Date 5 Sep 2019 - 6 Sep 2019
Hosted by the Government Outcomes Lab at the Blavatnik School of Government at the University of Oxford, in partnership with the Policy Innovation and Evaluation Research Unit at the London School of Hygiene and Tropical Medicine and Newcastle University Business School
Governments and international donor agencies around the world have become increasingly focused on outcomes – the positive results that programmes produce in the lives of service users and citizens – rather than the volume or quality of activity. This ‘outcomes-based’ model encompasses a range of approaches. The conference will focus on models that encourage collaboration across sectors, such as outcomes-based commissioning, social impact bonds, outcomes funds, and place-based approaches.
We are interested in exploring how well these approaches work in practice. We want to strengthen the understanding of when and how this focus on outcomes can be effective for delivering public services, and whether it can be more effective than other options. We aim to ensure that this emerging knowledge is used to equip government policy-makers with more and better tools to tackle complex social issues.
In keeping with the 2018 conference, we will once again bring together the most distinguished academic and practitioner voices from different countries and disciplines for an in-depth exploration of the practice and evidence base around the implementation of outcomes-based models of public service provision from across the world.
The conference will be of interest to academics, researchers, practitioners and policy-makers and will include keynote speeches from international experts and interactive group sessions alongside more traditional academic paper presentations.
We are excited to welcome Stefan Dercon to our conference as our keynote speaker. Stefan is Professor of Economic Policy at the Blavatnik School of Government and the Economics Department, and a Fellow at Jesus College. He is also Director of the Centre for the Study of African Economies. Prior to this he was the Chief Economist of the Department of International Development (DFID) and has held positions at the University of Addis Ababa (Ethiopia), the Catholic University of Leuven, and WIDER (Helsinki), part of the United Nations University.
Here is an overview of our conference programme.
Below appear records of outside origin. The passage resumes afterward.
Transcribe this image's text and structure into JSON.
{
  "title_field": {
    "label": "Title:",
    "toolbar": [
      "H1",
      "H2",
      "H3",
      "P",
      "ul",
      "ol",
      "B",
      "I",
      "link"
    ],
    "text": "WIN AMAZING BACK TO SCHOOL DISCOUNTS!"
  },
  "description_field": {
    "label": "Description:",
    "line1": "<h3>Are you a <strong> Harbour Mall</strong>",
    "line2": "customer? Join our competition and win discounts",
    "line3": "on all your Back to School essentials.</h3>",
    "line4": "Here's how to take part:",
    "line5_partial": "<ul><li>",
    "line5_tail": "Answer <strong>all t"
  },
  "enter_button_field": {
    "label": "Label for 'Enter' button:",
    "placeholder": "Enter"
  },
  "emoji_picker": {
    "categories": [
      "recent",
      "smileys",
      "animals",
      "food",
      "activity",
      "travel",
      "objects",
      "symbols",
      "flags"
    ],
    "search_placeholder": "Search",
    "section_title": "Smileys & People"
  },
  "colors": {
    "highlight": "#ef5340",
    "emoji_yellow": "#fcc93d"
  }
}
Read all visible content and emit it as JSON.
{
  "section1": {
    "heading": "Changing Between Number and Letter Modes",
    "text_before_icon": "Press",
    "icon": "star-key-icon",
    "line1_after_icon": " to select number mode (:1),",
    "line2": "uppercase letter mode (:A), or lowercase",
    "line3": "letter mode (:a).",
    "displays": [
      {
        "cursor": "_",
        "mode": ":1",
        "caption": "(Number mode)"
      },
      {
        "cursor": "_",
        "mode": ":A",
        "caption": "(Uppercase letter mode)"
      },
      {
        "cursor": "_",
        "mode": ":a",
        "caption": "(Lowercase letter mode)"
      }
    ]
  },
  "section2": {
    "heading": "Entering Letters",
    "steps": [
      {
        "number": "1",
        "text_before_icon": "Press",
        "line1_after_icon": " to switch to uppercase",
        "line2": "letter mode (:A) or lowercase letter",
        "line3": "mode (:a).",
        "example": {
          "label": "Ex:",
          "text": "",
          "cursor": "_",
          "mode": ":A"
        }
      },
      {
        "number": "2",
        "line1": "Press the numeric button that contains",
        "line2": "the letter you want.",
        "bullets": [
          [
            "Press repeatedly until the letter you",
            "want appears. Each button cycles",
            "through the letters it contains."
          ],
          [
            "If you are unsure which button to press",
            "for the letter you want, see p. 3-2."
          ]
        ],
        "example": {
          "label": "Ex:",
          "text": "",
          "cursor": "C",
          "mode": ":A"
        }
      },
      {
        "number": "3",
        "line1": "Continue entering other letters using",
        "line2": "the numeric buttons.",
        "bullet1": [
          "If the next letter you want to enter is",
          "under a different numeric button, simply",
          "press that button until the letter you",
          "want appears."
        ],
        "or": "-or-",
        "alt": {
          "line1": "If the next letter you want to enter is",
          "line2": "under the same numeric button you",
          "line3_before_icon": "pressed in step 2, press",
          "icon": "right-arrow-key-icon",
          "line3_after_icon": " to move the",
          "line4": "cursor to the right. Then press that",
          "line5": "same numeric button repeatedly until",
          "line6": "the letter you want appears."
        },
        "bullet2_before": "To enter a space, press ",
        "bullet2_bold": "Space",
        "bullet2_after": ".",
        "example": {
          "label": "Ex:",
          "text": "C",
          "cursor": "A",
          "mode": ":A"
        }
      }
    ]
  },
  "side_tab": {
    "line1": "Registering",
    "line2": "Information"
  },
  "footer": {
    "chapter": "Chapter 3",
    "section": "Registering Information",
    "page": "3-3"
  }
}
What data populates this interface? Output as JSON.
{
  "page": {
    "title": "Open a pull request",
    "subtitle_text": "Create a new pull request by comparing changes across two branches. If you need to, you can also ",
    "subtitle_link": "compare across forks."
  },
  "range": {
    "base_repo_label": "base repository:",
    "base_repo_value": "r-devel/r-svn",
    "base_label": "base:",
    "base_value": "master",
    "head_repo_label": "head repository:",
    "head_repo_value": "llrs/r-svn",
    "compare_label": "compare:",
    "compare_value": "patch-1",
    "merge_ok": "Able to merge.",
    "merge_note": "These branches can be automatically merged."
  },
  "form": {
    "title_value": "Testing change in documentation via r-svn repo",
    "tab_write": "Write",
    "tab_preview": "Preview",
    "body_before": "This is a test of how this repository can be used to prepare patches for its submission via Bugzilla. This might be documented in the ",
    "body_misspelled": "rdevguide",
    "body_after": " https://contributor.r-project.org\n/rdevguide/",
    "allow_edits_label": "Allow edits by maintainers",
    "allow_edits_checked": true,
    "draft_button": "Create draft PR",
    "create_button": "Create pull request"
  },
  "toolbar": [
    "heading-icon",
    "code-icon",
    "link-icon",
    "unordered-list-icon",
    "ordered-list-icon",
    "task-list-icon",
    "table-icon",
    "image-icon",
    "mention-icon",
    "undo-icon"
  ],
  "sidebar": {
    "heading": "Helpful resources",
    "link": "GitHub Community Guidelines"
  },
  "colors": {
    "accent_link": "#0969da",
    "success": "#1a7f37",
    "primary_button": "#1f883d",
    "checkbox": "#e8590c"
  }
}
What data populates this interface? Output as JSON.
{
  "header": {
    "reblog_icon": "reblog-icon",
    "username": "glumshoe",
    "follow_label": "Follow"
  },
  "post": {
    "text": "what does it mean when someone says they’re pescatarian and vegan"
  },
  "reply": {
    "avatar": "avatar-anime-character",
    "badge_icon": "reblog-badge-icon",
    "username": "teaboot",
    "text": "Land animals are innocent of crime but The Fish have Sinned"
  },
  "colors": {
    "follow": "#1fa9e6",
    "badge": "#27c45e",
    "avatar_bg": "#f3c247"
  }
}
In the coming weeks we will be announcing the full programme and many more speakers from a range of countries, bringing expertise from academia, government, the voluntary sector, and the private sector.
Session I - Plenary session - Evidence and experience of impact bonds to date
Session II - Parallel sessions - These sessions will focus on topics such as SIBs and the welfare state, listening to the voice of the service users, and looking at the impact bond experience in different countries and contexts.
Session III - Parallel sessions - These sessions with explore a range of topics such as hybridity, procurement law and how outcomes approaches translate in different countries and contexts.
Session IV - Plenary session - Can't get you out of my head: Overly fixated on the SIB tool?
Bold & Bright: Innovators' exchange - this session will showcase some of the most innovative applications of outcomes-based approaches from across the world, celebrate success and facilitate a conversation around what it takes to implement cutting-edge ideas using impact bonds and other types of outcomes-financing
Session I - Plenary session - Lessons for the impact bonds field from the public-private partnerships experience
Session II - Parallel sessions - These sessions will feature of mix of academic and practitioner perspectives, addressing topics such as impact bonds in low- and middle-income countries, markets in employment support, meaningful metrics, and social investment.
Session III Parallel sessions - After a short presentation of the GO Lab's latest report, Are we rallying together? Collaboration and public sector reform, these sessions will discuss critical questions about collaboration and what this means for public services.
Session V - Plenary session - Transparency and knowledge sharing
Session VI - Plenary session - Impact bonds: Looking to the future, what is next?
The participation fee is £200 (2-day full fee), £100 (1-day full fee) or £50 (student fee), and includes lunch on both days as well as a conference dinner in Oxford on the evening of 05th September. The GO Lab offers a limited number of free places for UK public sector commissioners. If you are a public sector commissioner working in the UK and would like to attend the conference, please get in touch with us at email@example.com.